“Right now, I only permit lawyers to question the panel in criminal cases and nationally publicized civil cases,” said Judge Standwell. “Just like most other federal judges. But if there were some way to get lawyers to conduct jury selection like that, I’d change my rule tomorrow.”

Angus smiled. “Get out your pen,” he said.

“What do you mean?” said Judge Standwell.

“All you have to do is stop running your trials backward,” said Angus.

“Backward?” said Standwell.

“Exactly,” said Angus. “Why do you think lawyers work so hard in voir dire to persuade the jury?”

“They’re trying to sell their cases.” said Standwell.

“Bingo!” said Angus. “And when is the proper time to sell their cases?”

“Opening statements.”

“Right again,” said Angus. “So how do you make the problem go away? Have the lawyers give their opening statements first—before jury selection. Then there’s no need to use voir dire to persuade—the lawyers can concentrate on who they want to excuse.”

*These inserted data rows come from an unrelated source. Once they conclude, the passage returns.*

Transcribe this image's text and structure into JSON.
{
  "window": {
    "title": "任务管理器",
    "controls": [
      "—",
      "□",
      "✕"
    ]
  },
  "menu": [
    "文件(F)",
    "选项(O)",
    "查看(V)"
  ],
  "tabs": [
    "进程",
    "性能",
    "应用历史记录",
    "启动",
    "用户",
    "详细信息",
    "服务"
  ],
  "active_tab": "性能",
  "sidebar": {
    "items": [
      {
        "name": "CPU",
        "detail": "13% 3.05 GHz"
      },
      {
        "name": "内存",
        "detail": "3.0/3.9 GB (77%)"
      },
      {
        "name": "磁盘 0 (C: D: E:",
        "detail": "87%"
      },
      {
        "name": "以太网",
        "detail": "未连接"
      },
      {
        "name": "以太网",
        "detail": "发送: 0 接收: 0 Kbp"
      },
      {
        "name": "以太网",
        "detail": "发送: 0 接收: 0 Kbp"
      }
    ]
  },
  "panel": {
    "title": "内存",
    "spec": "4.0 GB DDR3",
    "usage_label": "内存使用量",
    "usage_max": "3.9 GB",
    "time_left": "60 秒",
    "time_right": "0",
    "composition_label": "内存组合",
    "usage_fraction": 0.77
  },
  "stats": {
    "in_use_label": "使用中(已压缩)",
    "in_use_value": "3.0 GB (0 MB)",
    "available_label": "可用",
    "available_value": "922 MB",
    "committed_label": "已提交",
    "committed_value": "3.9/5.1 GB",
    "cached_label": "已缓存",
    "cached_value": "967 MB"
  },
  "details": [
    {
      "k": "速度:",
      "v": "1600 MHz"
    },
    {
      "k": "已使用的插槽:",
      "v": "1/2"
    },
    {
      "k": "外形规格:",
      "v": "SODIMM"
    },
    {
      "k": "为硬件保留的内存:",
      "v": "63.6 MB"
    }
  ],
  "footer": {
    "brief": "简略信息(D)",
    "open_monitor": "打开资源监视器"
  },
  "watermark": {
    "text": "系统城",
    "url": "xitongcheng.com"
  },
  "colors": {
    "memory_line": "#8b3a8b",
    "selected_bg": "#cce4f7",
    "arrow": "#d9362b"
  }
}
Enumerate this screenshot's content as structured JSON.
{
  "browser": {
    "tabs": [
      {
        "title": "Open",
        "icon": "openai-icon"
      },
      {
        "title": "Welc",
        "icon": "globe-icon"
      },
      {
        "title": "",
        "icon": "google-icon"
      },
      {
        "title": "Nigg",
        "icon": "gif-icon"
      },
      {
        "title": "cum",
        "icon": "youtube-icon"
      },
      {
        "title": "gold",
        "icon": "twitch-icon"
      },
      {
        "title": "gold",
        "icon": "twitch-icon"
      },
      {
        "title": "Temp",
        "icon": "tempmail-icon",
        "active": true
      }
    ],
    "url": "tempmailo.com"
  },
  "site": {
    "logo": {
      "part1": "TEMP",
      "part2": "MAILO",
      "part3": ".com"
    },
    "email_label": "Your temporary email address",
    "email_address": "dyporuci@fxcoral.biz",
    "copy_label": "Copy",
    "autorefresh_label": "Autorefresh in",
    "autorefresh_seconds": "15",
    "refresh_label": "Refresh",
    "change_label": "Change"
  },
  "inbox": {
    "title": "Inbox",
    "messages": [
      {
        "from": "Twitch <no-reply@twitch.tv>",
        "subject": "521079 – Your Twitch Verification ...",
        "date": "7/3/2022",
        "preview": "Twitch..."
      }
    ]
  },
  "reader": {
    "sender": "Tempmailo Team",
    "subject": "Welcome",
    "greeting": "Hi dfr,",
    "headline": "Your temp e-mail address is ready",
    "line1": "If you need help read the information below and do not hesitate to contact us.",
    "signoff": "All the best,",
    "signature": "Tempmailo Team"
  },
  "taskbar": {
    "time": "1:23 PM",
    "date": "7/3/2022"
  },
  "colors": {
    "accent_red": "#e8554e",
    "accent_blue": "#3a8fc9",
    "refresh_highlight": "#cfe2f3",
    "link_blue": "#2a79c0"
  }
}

“But can you have their opening statements come first?” said Standwell.

“There’s no rule against it,” said Angus. “Federal District Judge Tom Marten of Wichita, Kan., does it all the time, and he’s not the only one.”

Without saying another word, Judge Standwell picked up his briefcase and started to leave.

“Where are you headed?” said Flash Magruder. “The Peacock Club?”

“Nope,” said the judge. “Going to buy a bottle of Champagne. I’ve got a new rule to celebrate.”

Jim McElhaney is the Baker and Hostetler Distinguished Scholar in Trial Practice at Case Western Reserve University School of Law in Cleveland and the Joseph C. Hutcheson Distinguished Lecturer in Trial Advocacy at South Texas College of Law in Houston. He is a senior editor and columnist for Litigation, the journal of the ABA Section of Litigation.

Give us feedback, share a story tip or update, or report an error.